The question of aerosol transmission was not well-understood in the early months of the pandemic, when much was made of the coronavirus ability to survive on surfaces, where it was thought people were picking it up and becoming infected. As evidence of air transmission accumulated, the WHO came under strong criticism during the summer from scientists who believed the agency was not leading the charge. NBC News published a story on July 6, 2020 noting that 239 scientists had written to the WHO asking the agency to step up its efforts.

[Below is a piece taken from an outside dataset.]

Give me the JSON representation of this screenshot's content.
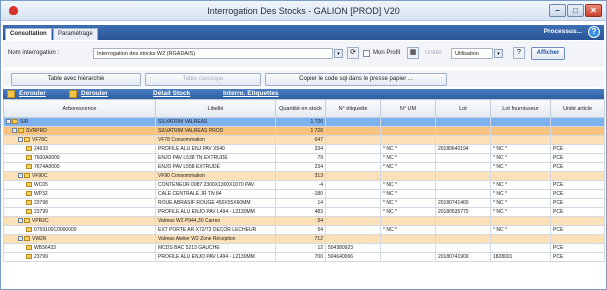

The headline:
Hundreds of scientists claim WHO is downplaying risk of airborne spread of corona virus
The New York Times had broken the story on July 4, 2020 with headlines that said:
239 Experts With One Big Claim: The Coronavirus Is Airborne.
The W.H.O. has resisted mounting evidence that viral particles floating indoors are infectious, some scientists say. The agency maintains the research is still inconclusive.
The CDC also seemed to fumble on aerosol transmission of the virus. The BMJ, a 180-year-old international research journal, reported:
On Friday 18 September the CDC posted information on its website that for the first time said covid-19 could be spread through "respiratory droplets or small particles, such as those in aerosols, produced when an infected person coughs, sneezes, sings, talks, or breathes. These particles can be inhaled into the nose, mouth, airways, and lungs and cause infection. This is thought to be the main way the virus spreads."
It added, "There is growing evidence that droplets and airborne particles can remain suspended in the air and be breathed in by others and travel distances beyond 6 feet (for example, during choir practice, in restaurants, or in fitness classes). In general, indoor environments without good ventilation increase this risk."
On Monday 21 September the CDC removed the information about aerosols and distances greater than 6 feet (1.8 m) and replaced it with previous information that warned only about droplets and advised people to stay 6 feet apart.1
The CDC said that a draft version of proposed changes had been posted in error. The agency said it was updating information about airborne transmission of covid-19 and would post the new information once the review was completed.
Some observers said the CDC had bowed to political pressure from the White House. The Philadephia Inquirer published a story on September 25, 2020 with the headline:
As CDC reverses itself on COVID-19, Americans are losing trust, warn public-health veterans.
Then on October 5, 2020, the CDC reversed itself again, saying in a daily report:
The principal mode by which people are infected with SARS-CoV-2 (the virus that causes COVID-19) is through exposure to respiratory droplets carrying infectious virus.